At UHN’s McEwen Stem Cell Institute and Ajmera Transplant Centre, clinicians and researchers are working on the next big development that could cure diabetes and render insulin obsolete – stem cell therapy.
Since its discovery 100 years ago by Banting and Best at the University of Toronto and its first clinical use at UHN’s Toronto General Hospital, insulin has saved the lives of countless individuals living with diabetes.
In a conversation with the Toronto General & Western Hospital Foundation, Dr. Trevor Reichman, Director of the Pancreas and Islet Transplant Program at the Ajmera Transplant Centre and Dr. Cristina Nostro, Senior Scientist at the McEwen Stem Cell Institute discussed their goals to bring stem cell therapies to people living with type 1 diabetes (T1D) and eliminate the need for insulin.
Nearly one in three Canadians are affected by diabetes.

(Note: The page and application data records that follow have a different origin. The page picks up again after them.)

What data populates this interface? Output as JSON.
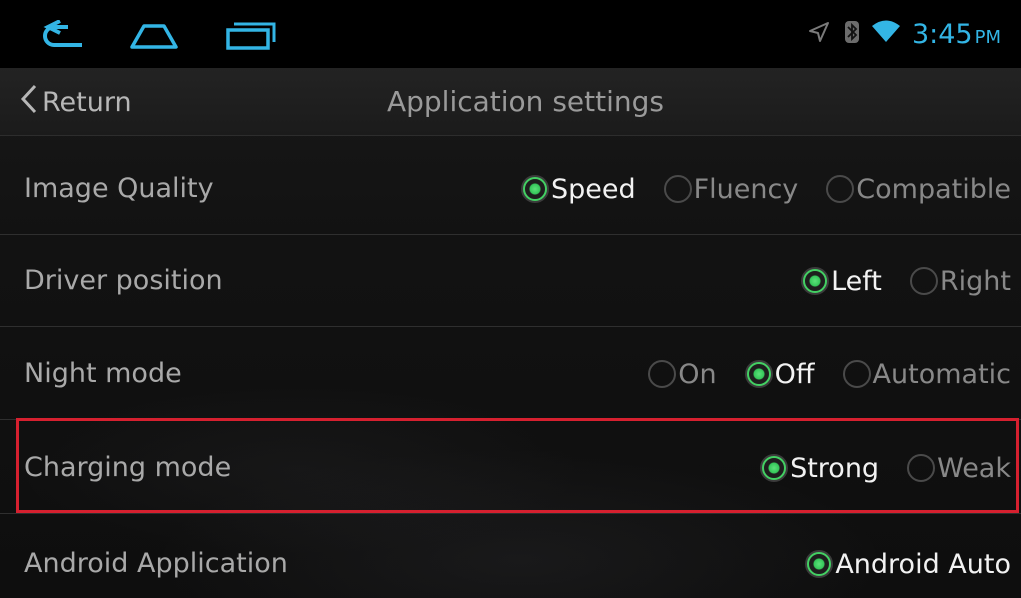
{
  "status_bar": {
    "time": "3:45",
    "ampm": "PM",
    "icons": [
      "location-arrow-icon",
      "bluetooth-icon",
      "wifi-icon"
    ],
    "clock_color": "#33b5e5"
  },
  "nav": {
    "icons": [
      "back-arrow-icon",
      "home-icon",
      "recent-apps-icon"
    ]
  },
  "title_bar": {
    "return_label": "Return",
    "title": "Application settings"
  },
  "settings": {
    "image_quality": {
      "label": "Image Quality",
      "options": [
        "Speed",
        "Fluency",
        "Compatible"
      ],
      "selected": "Speed"
    },
    "driver_position": {
      "label": "Driver position",
      "options": [
        "Left",
        "Right"
      ],
      "selected": "Left"
    },
    "night_mode": {
      "label": "Night mode",
      "options": [
        "On",
        "Off",
        "Automatic"
      ],
      "selected": "Off"
    },
    "charging_mode": {
      "label": "Charging mode",
      "options": [
        "Strong",
        "Weak"
      ],
      "selected": "Strong"
    },
    "android_application": {
      "label": "Android Application",
      "options": [
        "Android Auto"
      ],
      "selected": "Android Auto"
    }
  },
  "colors": {
    "accent_green": "#35c75a",
    "highlight_red": "#d6202f"
  }
}
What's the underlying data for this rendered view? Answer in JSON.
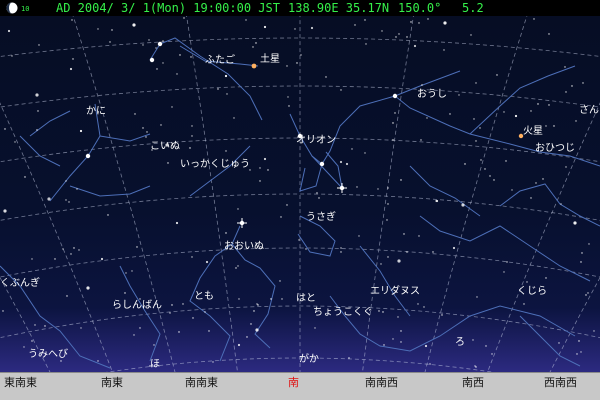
{
  "status": {
    "moon_age": "10",
    "datetime": "AD 2004/ 3/ 1(Mon) 19:00:00 JST",
    "longitude_latitude": "138.90E 35.17N",
    "azimuth": "150.0°",
    "magnitude": "5.2"
  },
  "constellations": [
    {
      "id": "futago",
      "label": "ふたご"
    },
    {
      "id": "kani",
      "label": "かに"
    },
    {
      "id": "koinu",
      "label": "こいぬ"
    },
    {
      "id": "ikkakujuu",
      "label": "いっかくじゅう"
    },
    {
      "id": "orion",
      "label": "オリオン"
    },
    {
      "id": "oushi",
      "label": "おうし"
    },
    {
      "id": "ohitsuji",
      "label": "おひつじ"
    },
    {
      "id": "san",
      "label": "さん"
    },
    {
      "id": "usagi",
      "label": "うさぎ"
    },
    {
      "id": "ooinu",
      "label": "おおいぬ"
    },
    {
      "id": "kubunki",
      "label": "くぶんぎ"
    },
    {
      "id": "rashinban",
      "label": "らしんばん"
    },
    {
      "id": "tomo",
      "label": "とも"
    },
    {
      "id": "hato",
      "label": "はと"
    },
    {
      "id": "eridanus",
      "label": "エリダヌス"
    },
    {
      "id": "kujira",
      "label": "くじら"
    },
    {
      "id": "choukokugu",
      "label": "ちょうこくぐ"
    },
    {
      "id": "ro",
      "label": "ろ"
    },
    {
      "id": "umihebi",
      "label": "うみへび"
    },
    {
      "id": "ho",
      "label": "ほ"
    },
    {
      "id": "gaga",
      "label": "がか"
    }
  ],
  "planets": [
    {
      "id": "saturn",
      "label": "土星"
    },
    {
      "id": "mars",
      "label": "火星"
    }
  ],
  "directions": [
    {
      "id": "ese",
      "label": "東南東",
      "active": false
    },
    {
      "id": "se",
      "label": "南東",
      "active": false
    },
    {
      "id": "sse",
      "label": "南南東",
      "active": false
    },
    {
      "id": "s",
      "label": "南",
      "active": true
    },
    {
      "id": "ssw",
      "label": "南南西",
      "active": false
    },
    {
      "id": "sw",
      "label": "南西",
      "active": false
    },
    {
      "id": "wsw",
      "label": "西南西",
      "active": false
    }
  ],
  "colors": {
    "status_text": "#35f04a",
    "line": "#4d6fb8",
    "grid": "#c8d0e8",
    "direction_active": "#e01010",
    "direction_bar": "#c8c8c8",
    "planet": "#ffb060"
  }
}
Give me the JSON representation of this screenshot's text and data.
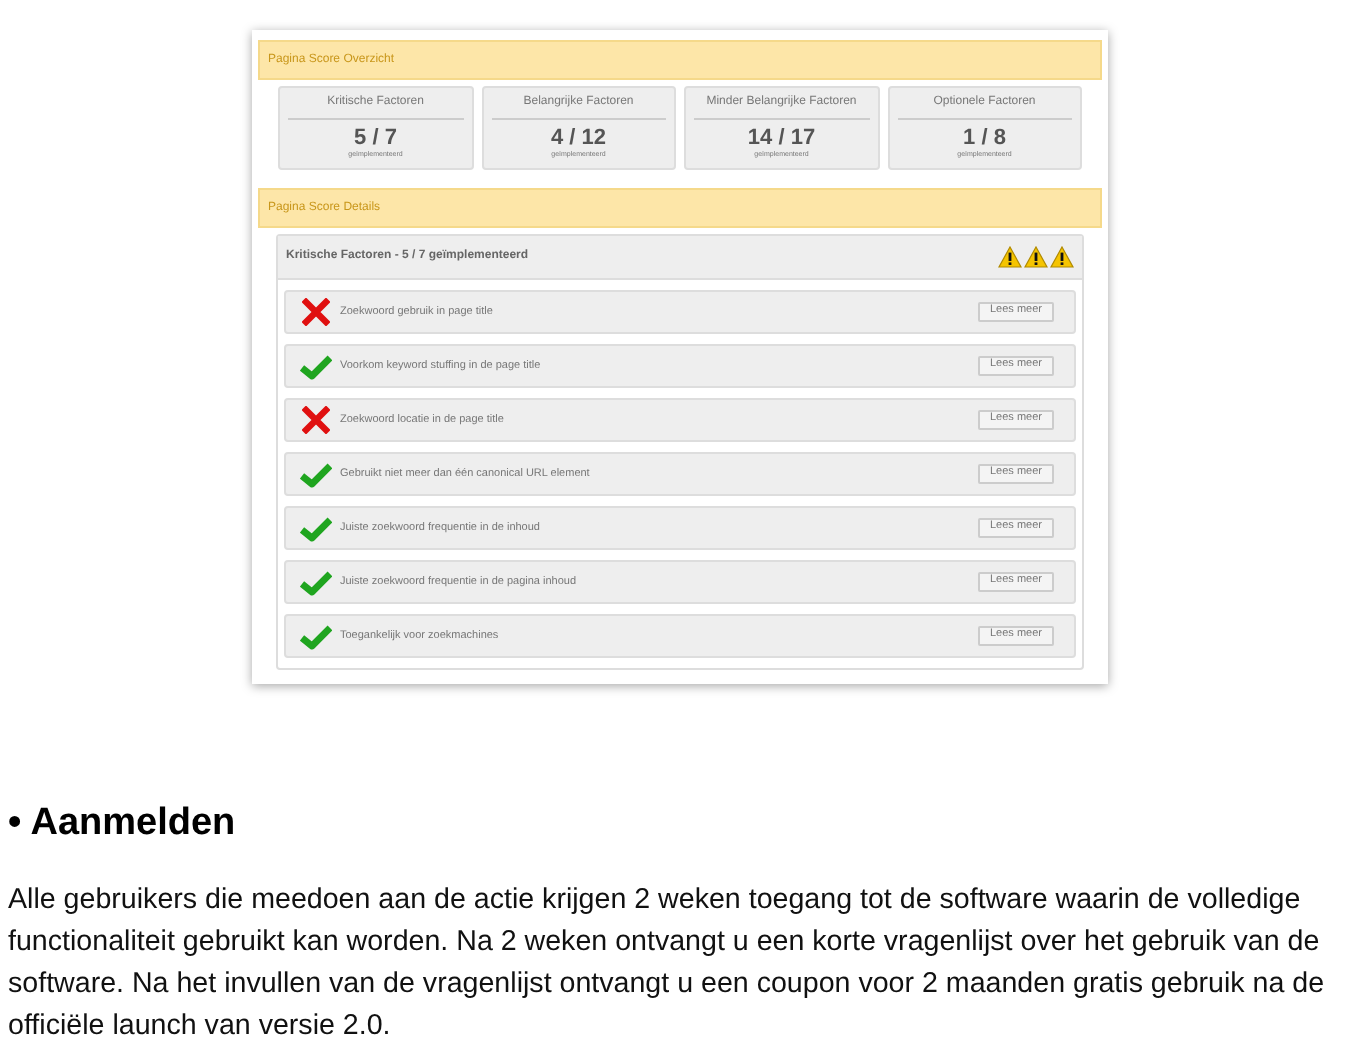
{
  "overview": {
    "title": "Pagina Score Overzicht",
    "cards": [
      {
        "title": "Kritische Factoren",
        "score": "5 / 7",
        "caption": "geïmplementeerd"
      },
      {
        "title": "Belangrijke Factoren",
        "score": "4 / 12",
        "caption": "geïmplementeerd"
      },
      {
        "title": "Minder Belangrijke Factoren",
        "score": "14 / 17",
        "caption": "geïmplementeerd"
      },
      {
        "title": "Optionele Factoren",
        "score": "1 / 8",
        "caption": "geïmplementeerd"
      }
    ]
  },
  "details": {
    "title": "Pagina Score Details",
    "section": {
      "title": "Kritische Factoren - 5 / 7 geïmplementeerd",
      "indicators": [
        {
          "kind": "warning"
        },
        {
          "kind": "warning"
        },
        {
          "kind": "warning"
        }
      ],
      "items": [
        {
          "label": "Zoekwoord gebruik in page title",
          "passed": false,
          "button": "Lees meer"
        },
        {
          "label": "Voorkom keyword stuffing in de page title",
          "passed": true,
          "button": "Lees meer"
        },
        {
          "label": "Zoekwoord locatie in de page title",
          "passed": false,
          "button": "Lees meer"
        },
        {
          "label": "Gebruikt niet meer dan één canonical URL element",
          "passed": true,
          "button": "Lees meer"
        },
        {
          "label": "Juiste zoekwoord frequentie in de inhoud",
          "passed": true,
          "button": "Lees meer"
        },
        {
          "label": "Juiste zoekwoord frequentie in de pagina inhoud",
          "passed": true,
          "button": "Lees meer"
        },
        {
          "label": "Toegankelijk voor zoekmachines",
          "passed": true,
          "button": "Lees meer"
        }
      ]
    }
  },
  "article": {
    "heading": "• Aanmelden",
    "paragraph": "Alle gebruikers die meedoen aan de actie krijgen 2 weken toegang tot de software waarin de volledige functionaliteit gebruikt kan worden. Na 2 weken ontvangt u een korte vragenlijst over het gebruik van de software. Na het invullen van de vragenlijst ontvangt u een coupon voor 2 maanden gratis gebruik na de officiële launch van versie 2.0."
  }
}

T1D is a chronic condition where the body attacks and destroys the insulin-producing islet cells in the pancreas. As a result, people with this disease produce little to no insulin, the hormone responsible for regulating blood sugar.
The Ajmera Transplant Centre is the largest and most successful transplant program in North America, one of the top three transplant research centres in the world and a leader in pancreas transplantation. This procedure requires major surgery, so clinicians are very selective about who qualifies.
“For patients that aren’t eligible for pancreas transplantation, we look to do islet transplantation,” says Dr. Reichman.
In this procedure, functional, insulin-producing islet cells from deceased donors are transplanted into people living with T1D to replace the islet cells that have been damaged or destroyed by the immune system. Once transplanted, the cells can secrete insulin and regulate blood glucose.
“The beauty of islet transplantation is that it’s really one of the most minimally invasive operations that we can do,” says Dr. Reichman.
However, islet transplant also comes with disadvantages.
“The outcomes from islet transplantation at this point don’t come close to matching the outcomes from pancreas transplantation,” says Dr. Reichman.
A lack of available donors and the need for immunosuppression afterward also add to the challenges of islet transplantation. This is where the McEwen Stem Cell Institute comes in.
“The dream that we have as stem cell scientists is that we can actually create a surrogate islet that we will be able to transplant without immunosuppression,” says Dr. Nostro.
She has been working for years to develop insulin-producing cells from stem cells that can be transplanted into people with diabetes to replace the insulin-producing cells that have been destroyed by the immune system. This process has included using genetic engineering to make the cells invisible to the immune system.
“Then you could potentially have a source of islets that come from stem cells so it would be unlimited. So you don’t have to worry about looking for the perfect match or looking for the right donor,” says Dr. Nostro.
She has made incredible progress, demonstrating that her cells can regulate blood sugar in animal models.
The downstream impact of this work could be life-changing for those with T1D. These advances would eliminate the daily burden of monitoring blood sugar and administering insulin and limit the risks of life-threatening diabetes-related complications.
Vanessa Oliver was diagnosed with T1D at age six. During the presentation, she shared what these innovations mean to her.
“I can’t express enough how much I crave getting a chance to live life without the mental toll of type 1 diabetes,” says Vanessa. “I mean, hopefully, my smile says it all. I really have been a believer since day one that a cure is there to be found.”
Now comes the hard part – getting the insulin-producing cells from Dr. Nostro’s lab to patients.
“Our long-term goal is really to collaborate with the Ajmera Transplant Centre to launch a clinical trial here in Toronto,” says Dr. Nostro.
“Being one of the largest transplant centres, we have access to lots of patients that are really in need of a transplant,” says Dr. Reichman.
Now, they’re raising funds to build a team that will be able to bridge their work, optimize the transplant process and condition and improve the outcomes of islet transplantation.
Dr. Reichman sees this as an exciting opportunity.
“We all love to take care of patients, but I think many of us also want to see and want to improve on how we take care of patients and we can’t do that without research,” says Dr. Reichman.